A small study has found that obese children are more likely than others to have a weak sense of taste. German researchers tested tasting ability in 99 obese and 94 normal-weight children, whose average age was 13, by having them try to identify tastes on strips of filter paper and asking them to distinguish among sweet, sour, salty, umami (savory) and bitter. The children also were asked to rate the taste’s intensity on a five-point scale.
Girls were better than boys at distinguishing tastes, and older children scored higher than younger; there were no differences by ethnicity.
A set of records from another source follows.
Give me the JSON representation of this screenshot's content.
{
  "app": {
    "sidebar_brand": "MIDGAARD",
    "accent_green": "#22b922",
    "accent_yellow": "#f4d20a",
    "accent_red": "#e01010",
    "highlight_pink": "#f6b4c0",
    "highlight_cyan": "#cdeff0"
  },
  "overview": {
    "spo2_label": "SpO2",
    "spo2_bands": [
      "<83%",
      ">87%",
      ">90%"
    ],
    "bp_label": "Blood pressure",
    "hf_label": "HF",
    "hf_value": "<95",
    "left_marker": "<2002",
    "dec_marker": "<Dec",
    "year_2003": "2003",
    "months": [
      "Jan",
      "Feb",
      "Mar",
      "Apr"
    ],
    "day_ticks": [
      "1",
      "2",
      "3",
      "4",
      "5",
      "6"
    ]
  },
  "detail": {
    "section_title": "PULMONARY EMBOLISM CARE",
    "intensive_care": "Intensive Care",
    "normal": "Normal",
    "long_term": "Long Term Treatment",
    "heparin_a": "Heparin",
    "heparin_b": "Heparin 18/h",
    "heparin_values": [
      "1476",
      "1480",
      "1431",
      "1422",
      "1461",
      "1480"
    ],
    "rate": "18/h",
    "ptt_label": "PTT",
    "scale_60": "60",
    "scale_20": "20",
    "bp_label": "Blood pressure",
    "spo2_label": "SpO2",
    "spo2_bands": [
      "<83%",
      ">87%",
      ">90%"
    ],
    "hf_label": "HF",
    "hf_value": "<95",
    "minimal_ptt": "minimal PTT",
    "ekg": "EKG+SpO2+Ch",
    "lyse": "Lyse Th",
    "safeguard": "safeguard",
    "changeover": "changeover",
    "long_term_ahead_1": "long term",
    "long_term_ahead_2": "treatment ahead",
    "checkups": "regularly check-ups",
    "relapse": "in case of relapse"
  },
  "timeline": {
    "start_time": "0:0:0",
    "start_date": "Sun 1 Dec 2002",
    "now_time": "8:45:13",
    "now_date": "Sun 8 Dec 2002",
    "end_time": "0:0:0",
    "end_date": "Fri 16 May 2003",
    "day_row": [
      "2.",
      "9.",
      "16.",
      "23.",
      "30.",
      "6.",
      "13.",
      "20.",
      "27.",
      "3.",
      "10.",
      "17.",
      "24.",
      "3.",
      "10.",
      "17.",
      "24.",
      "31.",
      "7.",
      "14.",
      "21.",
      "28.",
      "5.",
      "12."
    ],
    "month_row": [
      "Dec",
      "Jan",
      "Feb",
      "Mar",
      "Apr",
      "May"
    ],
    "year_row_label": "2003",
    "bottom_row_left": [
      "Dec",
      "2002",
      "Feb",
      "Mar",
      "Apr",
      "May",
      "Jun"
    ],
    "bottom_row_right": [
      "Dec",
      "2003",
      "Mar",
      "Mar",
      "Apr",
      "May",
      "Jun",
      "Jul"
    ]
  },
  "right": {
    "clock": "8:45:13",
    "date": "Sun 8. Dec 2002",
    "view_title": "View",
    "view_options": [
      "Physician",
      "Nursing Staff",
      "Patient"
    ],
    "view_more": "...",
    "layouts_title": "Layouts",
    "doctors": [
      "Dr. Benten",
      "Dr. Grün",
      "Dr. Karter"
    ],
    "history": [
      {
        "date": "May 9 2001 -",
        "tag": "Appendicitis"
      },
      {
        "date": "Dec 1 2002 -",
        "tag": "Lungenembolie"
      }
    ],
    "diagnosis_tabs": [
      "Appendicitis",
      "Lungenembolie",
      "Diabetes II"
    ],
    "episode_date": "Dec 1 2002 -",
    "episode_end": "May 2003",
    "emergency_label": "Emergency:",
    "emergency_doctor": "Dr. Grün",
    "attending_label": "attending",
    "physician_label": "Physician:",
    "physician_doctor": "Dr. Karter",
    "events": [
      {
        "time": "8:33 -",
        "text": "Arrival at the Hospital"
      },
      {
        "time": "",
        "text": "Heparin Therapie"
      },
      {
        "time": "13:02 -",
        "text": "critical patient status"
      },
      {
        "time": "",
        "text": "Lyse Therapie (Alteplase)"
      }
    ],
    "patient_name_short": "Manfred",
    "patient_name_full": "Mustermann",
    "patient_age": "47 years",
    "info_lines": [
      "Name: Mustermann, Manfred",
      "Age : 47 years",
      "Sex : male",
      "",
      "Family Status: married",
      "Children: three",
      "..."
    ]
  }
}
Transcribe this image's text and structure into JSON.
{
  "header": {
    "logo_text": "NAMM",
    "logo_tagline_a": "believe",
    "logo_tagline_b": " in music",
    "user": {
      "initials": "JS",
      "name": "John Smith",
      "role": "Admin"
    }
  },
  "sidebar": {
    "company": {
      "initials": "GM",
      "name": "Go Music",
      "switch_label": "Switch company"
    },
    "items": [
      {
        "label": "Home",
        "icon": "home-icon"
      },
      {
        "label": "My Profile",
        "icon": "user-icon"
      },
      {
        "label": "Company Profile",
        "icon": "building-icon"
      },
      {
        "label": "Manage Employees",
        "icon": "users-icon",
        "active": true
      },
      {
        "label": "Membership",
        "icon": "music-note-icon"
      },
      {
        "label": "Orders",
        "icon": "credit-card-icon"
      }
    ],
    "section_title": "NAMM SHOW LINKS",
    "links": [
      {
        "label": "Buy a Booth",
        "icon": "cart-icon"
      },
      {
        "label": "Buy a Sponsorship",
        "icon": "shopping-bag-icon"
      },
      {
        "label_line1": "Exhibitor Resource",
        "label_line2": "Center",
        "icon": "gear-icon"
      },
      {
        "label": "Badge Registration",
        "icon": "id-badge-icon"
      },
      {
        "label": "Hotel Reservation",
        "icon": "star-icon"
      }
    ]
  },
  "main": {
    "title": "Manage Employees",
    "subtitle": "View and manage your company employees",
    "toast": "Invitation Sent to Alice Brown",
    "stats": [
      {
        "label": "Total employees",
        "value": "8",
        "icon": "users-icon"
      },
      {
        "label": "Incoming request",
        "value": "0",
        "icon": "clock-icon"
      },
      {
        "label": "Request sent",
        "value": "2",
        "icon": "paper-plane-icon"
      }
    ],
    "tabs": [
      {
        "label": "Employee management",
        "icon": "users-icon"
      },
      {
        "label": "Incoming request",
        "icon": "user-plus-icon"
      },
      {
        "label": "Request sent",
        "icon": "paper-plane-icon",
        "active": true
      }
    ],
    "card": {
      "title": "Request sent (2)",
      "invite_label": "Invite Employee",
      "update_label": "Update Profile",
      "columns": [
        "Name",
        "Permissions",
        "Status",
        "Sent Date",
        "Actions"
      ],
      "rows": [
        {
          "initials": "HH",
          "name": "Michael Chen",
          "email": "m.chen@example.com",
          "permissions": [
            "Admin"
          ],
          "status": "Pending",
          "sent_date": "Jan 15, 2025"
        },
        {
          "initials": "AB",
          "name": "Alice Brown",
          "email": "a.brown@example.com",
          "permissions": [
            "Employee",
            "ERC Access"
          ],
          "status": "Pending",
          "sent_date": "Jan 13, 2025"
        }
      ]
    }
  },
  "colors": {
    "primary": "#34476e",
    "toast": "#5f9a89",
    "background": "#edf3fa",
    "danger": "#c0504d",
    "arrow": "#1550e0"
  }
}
Obese children scored an average of 12.6 out of a possible 20, while the normal-weight children averaged 14.1, a statistically significant difference.
On the intensity scale, obese children rated all flavor concentrations lower than did those in the normal-weight group.
“We think it’s important, especially for young children, to get different tastes so that they can improve their taste sensitivity,” said the lead author, Dr. Johanna Overberg, a pediatrician at Charité Children’s Hospital in Berlin. “If you taste more and different things at younger ages, you can do this.”